Throughout the general application form, there are constant references to adequate maintenance and accommodation testing, as well as references to sponsorship undertaking. This causes a great deal of confusion as there is no such testing under Refugee Family Reunion provisions. This often leads sponsors to assume that they must have an adequate sized house and have a salary that is commensurate with the given thresholds before applying for their family. This often adds to the already existent distress and pressure.

Below there are just a few examples of where the on-line application form causes confusion and contention:

4 Summary
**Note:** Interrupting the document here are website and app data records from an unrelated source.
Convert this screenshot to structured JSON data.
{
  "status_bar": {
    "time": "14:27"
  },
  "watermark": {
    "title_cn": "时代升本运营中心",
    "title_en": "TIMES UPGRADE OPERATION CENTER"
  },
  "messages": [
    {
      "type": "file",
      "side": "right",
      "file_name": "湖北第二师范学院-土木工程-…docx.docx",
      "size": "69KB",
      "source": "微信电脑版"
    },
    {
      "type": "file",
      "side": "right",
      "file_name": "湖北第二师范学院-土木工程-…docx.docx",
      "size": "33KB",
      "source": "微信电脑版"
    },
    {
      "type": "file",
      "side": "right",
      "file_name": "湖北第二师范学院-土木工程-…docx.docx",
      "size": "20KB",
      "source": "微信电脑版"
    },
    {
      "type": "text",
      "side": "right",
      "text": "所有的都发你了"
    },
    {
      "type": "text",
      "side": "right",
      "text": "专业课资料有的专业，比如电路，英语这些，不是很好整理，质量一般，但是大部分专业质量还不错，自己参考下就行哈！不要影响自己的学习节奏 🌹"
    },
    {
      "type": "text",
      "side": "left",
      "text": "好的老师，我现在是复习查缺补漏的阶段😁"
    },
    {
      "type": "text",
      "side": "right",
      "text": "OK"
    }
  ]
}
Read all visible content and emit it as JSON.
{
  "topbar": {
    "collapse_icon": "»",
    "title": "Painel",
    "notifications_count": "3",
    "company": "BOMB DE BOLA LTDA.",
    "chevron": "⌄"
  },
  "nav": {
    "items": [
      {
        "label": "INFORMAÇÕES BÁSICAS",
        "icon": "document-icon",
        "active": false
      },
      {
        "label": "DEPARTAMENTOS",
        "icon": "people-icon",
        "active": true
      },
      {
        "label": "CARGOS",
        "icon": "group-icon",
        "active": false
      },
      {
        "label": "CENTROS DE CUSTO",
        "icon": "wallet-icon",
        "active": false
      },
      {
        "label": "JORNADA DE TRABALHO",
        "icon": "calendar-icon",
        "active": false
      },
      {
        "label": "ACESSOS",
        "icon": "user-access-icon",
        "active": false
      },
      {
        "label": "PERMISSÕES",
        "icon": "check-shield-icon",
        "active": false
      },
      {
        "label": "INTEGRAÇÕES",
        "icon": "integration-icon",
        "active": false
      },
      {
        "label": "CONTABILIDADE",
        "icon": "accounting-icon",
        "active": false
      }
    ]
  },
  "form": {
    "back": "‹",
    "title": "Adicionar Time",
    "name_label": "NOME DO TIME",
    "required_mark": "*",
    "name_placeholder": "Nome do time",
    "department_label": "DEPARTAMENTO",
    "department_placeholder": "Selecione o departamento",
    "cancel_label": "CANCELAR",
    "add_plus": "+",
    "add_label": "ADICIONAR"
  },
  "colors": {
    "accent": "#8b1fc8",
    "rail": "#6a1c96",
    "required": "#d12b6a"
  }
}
Refugee Family Reunion applications are often complex, time consuming and can be costly when they become appeals. Much of this cost can be avoided if the applications are supported by specialist caseworkers and are “front loaded” with all necessary documentation and translated material submitted in a well ordered manner. Tiny errors in the forms can lead to refusal and lengthy waits for appeals to be heard in the UK. The fact that advisers must be accredited or regulated suggests there is acceptance that the process is complicated. Applicants are very often vulnerable to poor advice that can lead to very serious and distressing ramifications.

5 Solutions and suggested actions

Improving the application form

We submit that a dedicated, focussed application form is required to enable Refugee Family Reunion applications to be completed competently. This will result in decisions being made more swiftly and effectively and will reduce the amount of mandatory refusals, review and appeal work. We believe that such a form could be constructed with very little impact on resources and would be highly effective, making it very welcome in the sector.

A dedicated form would reduce the unintended pitfalls and ambiguity inherent in the general form. This would ensure that decision makers had all the information required in an easily digestible manner, making the entire process more efficient and humane. All relevant guidance and a relevant sponsorship undertaking form could easily be linked to a focussed application form, immediately making the process more effective, transparent and fair.

Custom made Refugee Family Reunion application forms asking relevant questions will assist all parties involved and reduce lengthy and costly delays. This will reduce anxiety and stress on separated families.

Improving the overall process

We submit that allowing the entire application process to be conducted in the UK and under the asylum umbrella would simplify this process and allow greater control. This would enable swift cross checking with the asylum and refugee documents, and would allow advisers to contact case workers when necessary. Although documents, records, DNA and health testing would still need to be sourced, sent and undertaken from abroad, processing all material in the UK would allow greater control and efficiency. If public funding is available to enable specialist advisers to assist sponsors with their initial application, the resulting reduction of traffic flowing through the courts will also provide a cost saving.

Creating an end to end, one stop service would counter further costs as sponsors know where to seek advice and not “shop around”. This means that they will be more likely to submit competent applications in the first instance.

British Red Cross

July 2013

Prepared 11th October 2013